Share this article via these popular social media networks DiggDigg RedditReddit GoogleGoogle

Previous Report
One crop, two ways, multiple benefits
Washington DC (SPX) Jan 08, 2016
Nitrogen fixation is one of the best examples of cooperation in nature. Soil microbes - naturally occurring bacteria in the soil - work with plants to pull nitrogen from the air. They turn the nitrogen into a form the plant is able to use. In return, the plant lets the microbes eat some of the sugars it makes.
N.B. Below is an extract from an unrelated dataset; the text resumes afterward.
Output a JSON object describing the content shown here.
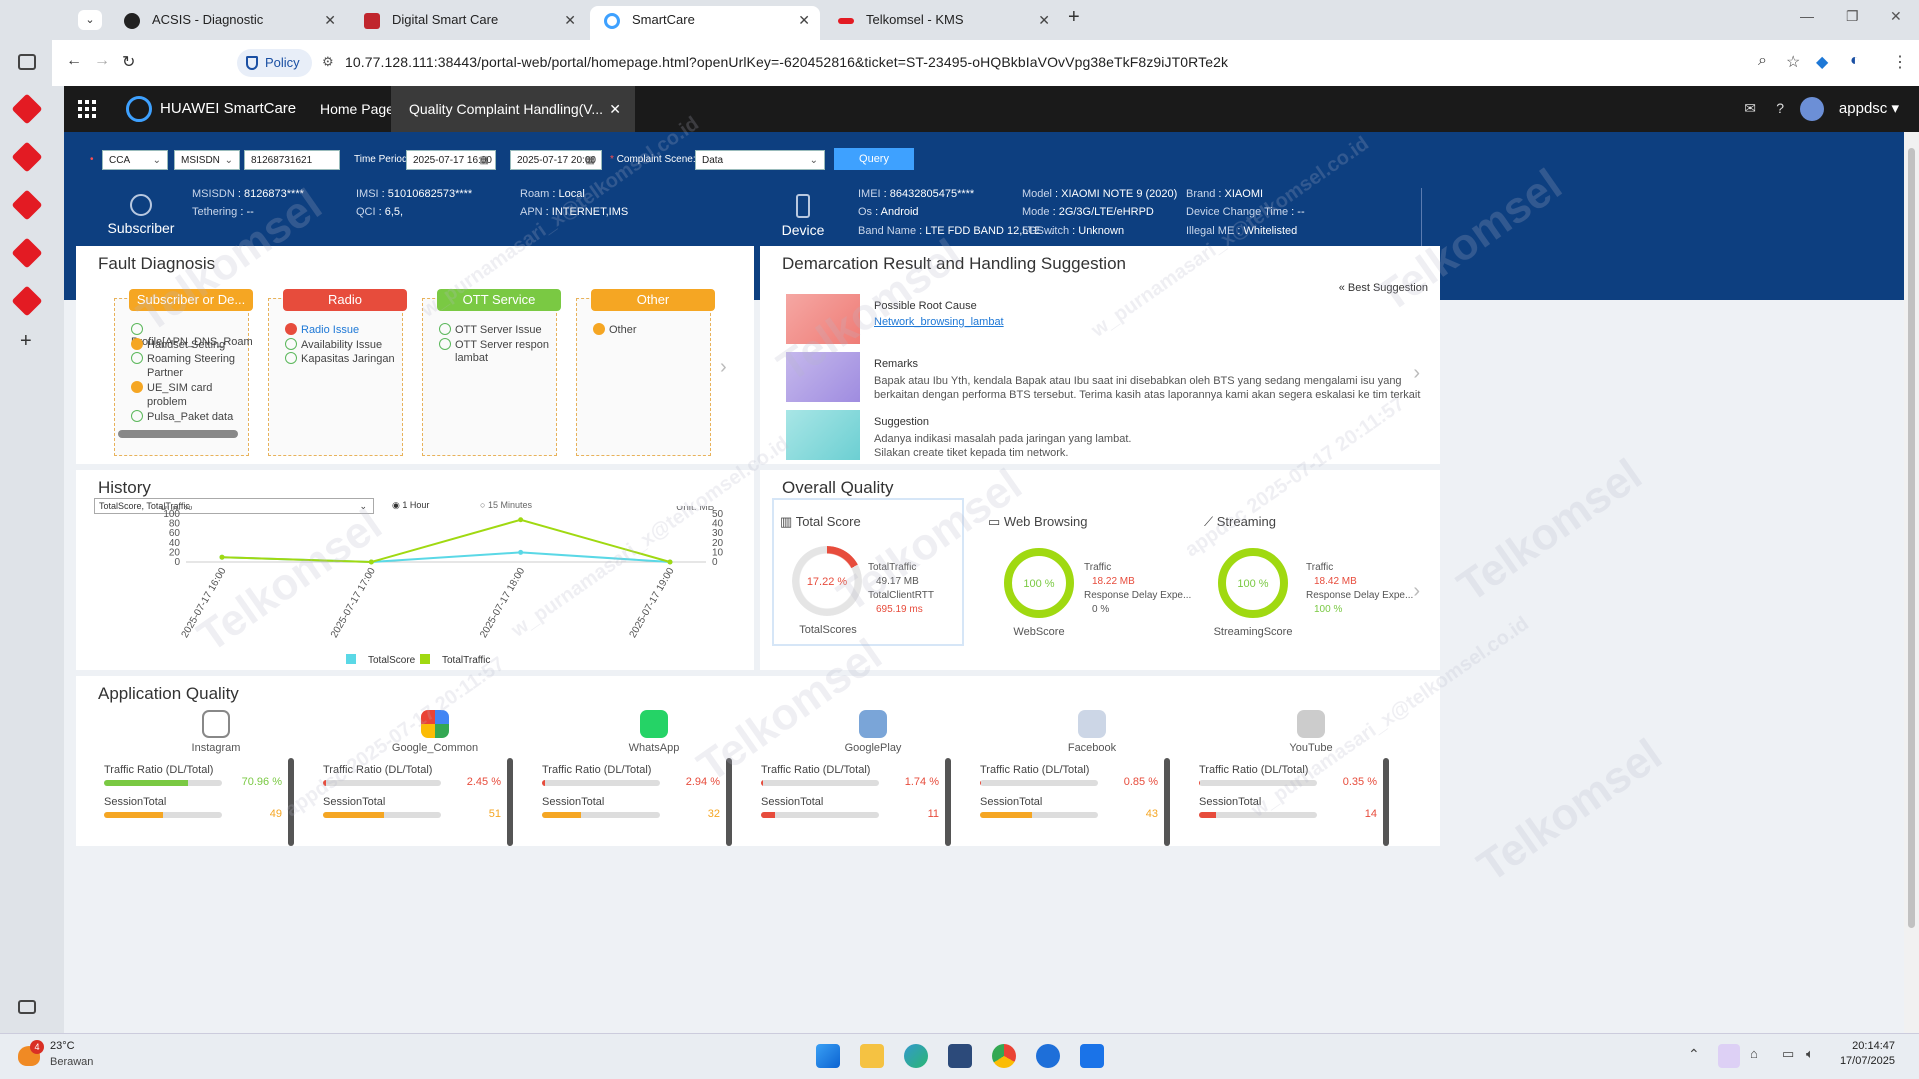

Faba beans (also called fava beans) are one example of plants that work with soi ... read more

NOAA's GOES-S, T and U Satellites Are Shaping Up

NASA image: Haze hovers over Indo-Gangetic Plain

ASA Awards Letter Contract for Landsat 9 Imager-2

NASA analyzes Paraguay's heavy rainfall

Europe's first decade of navigation satellites

Indra will deploy navigation aid systems in 20 Chinese airports

China builds ground service center for satnav system

Galileo's dozen: 12 satellites now in orbit

NUS study shows the causes of mangrove deforestation in Southeast Asia

The Amazon's future

Tens of millions of trees in danger from California drought

Modeling Amazonian transitional forest micrometeorology

Second-generation biofuels can reduce emissions

NREL's Min Zhang keeps her 'hugs' happy, leading to biofuel breakthroughs

IU scientists create 'nano-reactor' for the production of hydrogen biofuel

EU probes UK aid to convert huge coal power plant to biomass

Pedal, solar power aims to be the new hybrid

SolarEdge's StorEdge Solution is Now Internationally Available

China Pushed Global Renewable Installed Capacity Beyond 900 Gigawatts in 2015

Green campaigners back Italian giant's tilt to renewable energy

Scotland sees local benefits from renewables

Dutch vote 'setback' to green energy plan: Greenpeace

South Australian Government renews energy for change

Approval of South Australian Wind Farm

U.S. coal getting squeezed

11 killed in China coal mine collapse: reports

Eight survivors found after Chinese mine cave-in

Chinese mine collapse leads to owner's suicide: state media

Mao Ze-gone as giant statue of Communist leader 'demolished'

China detains Swedish human rights worker: group

Hong Kong protesters call for release of missing booksellers

Six months after China crackdown lawyers strike back

Memory Foam Mattress Review
Newsletters :: SpaceDaily :: SpaceWar :: TerraDaily :: Energy Daily
XML Feeds :: Space News :: Earth News :: War News :: Solar Energy News

The content herein, unless otherwise known to be public domain, are Copyright 1995-2017 - Space Media Network. All websites are published in Australia and are solely subject to Australian law and governed by Fair Use principals for news reporting and research purposes. AFP, UPI and IANS news wire stories are copyright Agence France-Presse, United Press International and Indo-Asia News Service. ESA news reports are copyright European Space Agency. All NASA sourced material is public domain. Additional copyrights may apply in whole or part to other bona fide parties. All articles labeled "by Staff Writers" include reports supplied to Space Media Network by industry news wires, PR agencies, corporate press officers and the like. Such articles are individually curated and edited by Space Media Network staff on the basis of the report's information value to our industry and professional readership. Advertising does not imply endorsement, agreement or approval of any opinions, statements or information provided by Space Media Network on any Web page published or hosted by Space Media Network. Privacy Statement